§ EXERCISE DETAILS
As the answer, give every line of the records that includes the word "documents".

§ WORKING DATA
########################################
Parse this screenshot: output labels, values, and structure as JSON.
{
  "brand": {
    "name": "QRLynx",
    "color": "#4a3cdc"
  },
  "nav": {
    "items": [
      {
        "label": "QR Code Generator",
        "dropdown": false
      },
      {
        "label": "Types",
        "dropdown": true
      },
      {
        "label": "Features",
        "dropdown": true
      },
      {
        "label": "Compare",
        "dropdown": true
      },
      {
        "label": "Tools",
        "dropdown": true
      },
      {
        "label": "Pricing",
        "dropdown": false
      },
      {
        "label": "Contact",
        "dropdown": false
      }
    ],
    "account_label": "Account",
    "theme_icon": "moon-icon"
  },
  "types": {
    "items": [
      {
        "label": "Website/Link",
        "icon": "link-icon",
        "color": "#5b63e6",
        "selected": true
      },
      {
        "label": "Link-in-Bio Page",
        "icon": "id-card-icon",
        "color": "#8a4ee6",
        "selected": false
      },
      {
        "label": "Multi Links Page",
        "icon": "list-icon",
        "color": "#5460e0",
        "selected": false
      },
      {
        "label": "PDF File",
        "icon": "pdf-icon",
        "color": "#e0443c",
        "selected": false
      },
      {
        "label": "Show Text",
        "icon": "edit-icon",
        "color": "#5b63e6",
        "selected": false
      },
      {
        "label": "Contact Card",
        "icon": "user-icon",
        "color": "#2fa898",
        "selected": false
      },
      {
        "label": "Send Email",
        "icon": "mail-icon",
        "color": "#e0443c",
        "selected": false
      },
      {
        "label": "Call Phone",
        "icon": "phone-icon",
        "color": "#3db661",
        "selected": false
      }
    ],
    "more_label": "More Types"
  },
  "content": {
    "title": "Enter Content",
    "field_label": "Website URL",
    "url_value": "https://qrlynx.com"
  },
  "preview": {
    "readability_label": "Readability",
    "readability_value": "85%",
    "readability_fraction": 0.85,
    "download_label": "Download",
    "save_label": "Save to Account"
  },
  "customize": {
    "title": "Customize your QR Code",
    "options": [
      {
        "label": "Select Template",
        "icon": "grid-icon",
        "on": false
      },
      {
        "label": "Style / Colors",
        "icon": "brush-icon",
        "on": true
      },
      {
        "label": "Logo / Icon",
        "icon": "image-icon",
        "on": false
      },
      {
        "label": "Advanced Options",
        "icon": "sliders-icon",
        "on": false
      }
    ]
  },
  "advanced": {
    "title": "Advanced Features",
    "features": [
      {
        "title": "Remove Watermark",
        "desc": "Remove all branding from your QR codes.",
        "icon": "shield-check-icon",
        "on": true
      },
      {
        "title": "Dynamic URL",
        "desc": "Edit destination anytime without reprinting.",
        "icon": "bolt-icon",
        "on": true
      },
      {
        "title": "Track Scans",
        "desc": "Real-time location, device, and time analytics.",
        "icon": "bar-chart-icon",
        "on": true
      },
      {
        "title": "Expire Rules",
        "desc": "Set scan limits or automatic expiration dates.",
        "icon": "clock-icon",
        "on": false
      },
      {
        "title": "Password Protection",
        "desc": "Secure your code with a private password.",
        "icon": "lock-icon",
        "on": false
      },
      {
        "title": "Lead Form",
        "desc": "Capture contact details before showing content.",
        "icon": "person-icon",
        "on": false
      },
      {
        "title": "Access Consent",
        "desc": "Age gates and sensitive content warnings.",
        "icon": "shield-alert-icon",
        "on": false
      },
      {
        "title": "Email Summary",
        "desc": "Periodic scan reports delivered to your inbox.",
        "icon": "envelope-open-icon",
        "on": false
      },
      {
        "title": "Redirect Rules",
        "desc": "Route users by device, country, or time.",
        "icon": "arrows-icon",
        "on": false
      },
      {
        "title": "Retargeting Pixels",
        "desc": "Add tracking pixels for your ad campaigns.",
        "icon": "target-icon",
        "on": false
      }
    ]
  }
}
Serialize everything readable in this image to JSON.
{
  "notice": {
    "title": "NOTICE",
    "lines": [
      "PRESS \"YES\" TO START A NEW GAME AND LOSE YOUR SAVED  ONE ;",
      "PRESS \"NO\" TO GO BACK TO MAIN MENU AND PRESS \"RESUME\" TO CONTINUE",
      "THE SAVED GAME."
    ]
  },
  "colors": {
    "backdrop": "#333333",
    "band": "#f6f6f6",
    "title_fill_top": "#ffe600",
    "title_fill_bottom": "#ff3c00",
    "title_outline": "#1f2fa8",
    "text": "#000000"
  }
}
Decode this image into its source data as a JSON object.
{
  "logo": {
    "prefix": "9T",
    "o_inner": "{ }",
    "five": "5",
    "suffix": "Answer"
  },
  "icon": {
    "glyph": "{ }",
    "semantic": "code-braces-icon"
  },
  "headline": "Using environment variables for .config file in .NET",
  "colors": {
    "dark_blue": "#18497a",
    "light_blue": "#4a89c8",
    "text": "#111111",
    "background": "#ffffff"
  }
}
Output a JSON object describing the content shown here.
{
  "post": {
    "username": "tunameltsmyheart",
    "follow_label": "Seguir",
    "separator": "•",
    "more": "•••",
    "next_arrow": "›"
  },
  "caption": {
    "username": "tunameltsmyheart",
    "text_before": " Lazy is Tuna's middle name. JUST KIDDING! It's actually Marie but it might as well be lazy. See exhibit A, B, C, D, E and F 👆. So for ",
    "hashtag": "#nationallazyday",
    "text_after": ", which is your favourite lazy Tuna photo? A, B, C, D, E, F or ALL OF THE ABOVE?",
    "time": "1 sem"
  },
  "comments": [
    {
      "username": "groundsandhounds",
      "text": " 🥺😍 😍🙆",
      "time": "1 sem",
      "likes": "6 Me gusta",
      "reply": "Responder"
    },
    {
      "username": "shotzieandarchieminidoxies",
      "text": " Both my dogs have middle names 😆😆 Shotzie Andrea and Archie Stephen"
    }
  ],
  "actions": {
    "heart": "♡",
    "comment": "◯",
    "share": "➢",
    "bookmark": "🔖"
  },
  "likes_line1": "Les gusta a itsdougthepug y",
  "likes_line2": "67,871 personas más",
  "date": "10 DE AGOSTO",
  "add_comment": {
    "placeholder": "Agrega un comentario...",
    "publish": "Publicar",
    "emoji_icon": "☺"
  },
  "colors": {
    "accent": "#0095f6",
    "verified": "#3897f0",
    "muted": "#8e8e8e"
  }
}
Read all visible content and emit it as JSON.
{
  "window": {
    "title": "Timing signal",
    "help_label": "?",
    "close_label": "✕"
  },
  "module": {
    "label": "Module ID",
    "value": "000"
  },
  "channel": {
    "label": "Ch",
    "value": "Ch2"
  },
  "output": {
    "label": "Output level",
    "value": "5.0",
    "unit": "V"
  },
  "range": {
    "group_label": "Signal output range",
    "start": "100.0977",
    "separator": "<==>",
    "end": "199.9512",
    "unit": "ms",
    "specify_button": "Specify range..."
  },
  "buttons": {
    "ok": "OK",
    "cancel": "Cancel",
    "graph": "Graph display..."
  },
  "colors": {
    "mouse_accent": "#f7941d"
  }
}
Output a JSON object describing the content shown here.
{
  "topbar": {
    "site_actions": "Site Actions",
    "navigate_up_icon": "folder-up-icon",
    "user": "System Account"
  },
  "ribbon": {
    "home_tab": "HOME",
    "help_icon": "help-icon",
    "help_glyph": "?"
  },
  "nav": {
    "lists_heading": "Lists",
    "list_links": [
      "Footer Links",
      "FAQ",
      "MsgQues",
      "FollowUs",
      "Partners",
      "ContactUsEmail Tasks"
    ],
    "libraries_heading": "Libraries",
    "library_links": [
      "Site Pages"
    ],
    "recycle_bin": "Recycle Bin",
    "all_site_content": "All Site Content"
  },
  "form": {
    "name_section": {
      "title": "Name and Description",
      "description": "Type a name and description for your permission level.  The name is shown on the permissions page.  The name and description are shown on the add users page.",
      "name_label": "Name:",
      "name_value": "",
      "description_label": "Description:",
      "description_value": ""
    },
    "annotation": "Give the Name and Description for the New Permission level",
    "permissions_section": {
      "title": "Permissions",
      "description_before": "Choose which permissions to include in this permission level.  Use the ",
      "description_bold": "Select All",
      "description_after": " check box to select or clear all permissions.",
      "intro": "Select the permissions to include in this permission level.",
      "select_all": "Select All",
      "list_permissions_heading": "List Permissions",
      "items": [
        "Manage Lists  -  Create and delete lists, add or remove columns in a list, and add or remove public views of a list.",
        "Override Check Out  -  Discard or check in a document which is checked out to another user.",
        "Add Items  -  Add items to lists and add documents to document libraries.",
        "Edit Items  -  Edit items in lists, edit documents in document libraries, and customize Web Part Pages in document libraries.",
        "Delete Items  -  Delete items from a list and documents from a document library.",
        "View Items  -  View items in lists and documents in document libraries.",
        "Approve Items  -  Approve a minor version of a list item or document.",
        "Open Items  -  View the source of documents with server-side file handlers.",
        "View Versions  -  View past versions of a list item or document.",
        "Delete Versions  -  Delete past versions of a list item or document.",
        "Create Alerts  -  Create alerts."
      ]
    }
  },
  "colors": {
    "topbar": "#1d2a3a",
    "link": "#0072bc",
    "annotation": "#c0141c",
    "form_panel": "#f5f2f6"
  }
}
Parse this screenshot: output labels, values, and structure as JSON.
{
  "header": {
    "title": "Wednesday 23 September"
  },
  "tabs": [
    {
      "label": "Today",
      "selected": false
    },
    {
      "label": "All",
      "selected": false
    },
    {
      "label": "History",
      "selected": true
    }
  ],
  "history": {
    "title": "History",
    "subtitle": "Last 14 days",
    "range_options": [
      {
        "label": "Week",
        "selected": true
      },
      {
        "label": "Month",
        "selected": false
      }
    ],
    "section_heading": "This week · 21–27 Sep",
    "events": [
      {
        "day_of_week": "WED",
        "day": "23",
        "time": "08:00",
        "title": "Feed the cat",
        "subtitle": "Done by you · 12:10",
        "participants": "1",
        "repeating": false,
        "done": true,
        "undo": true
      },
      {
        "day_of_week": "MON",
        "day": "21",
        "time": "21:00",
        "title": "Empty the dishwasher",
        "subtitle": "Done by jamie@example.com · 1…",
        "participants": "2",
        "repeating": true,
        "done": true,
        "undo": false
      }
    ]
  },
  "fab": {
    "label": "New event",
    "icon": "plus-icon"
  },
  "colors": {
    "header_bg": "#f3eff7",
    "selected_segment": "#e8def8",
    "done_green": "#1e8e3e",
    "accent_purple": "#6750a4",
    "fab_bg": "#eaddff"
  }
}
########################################
§ SOLUTION
        "Add Items  -  Add items to lists and add documents to document libraries.",
        "Edit Items  -  Edit items in lists, edit documents in document libraries, and customize Web Part Pages in document libraries.",
        "Delete Items  -  Delete items from a list and documents from a document library.",
        "View Items  -  View items in lists and documents in document libraries.",
        "Open Items  -  View the source of documents with server-side file handlers.",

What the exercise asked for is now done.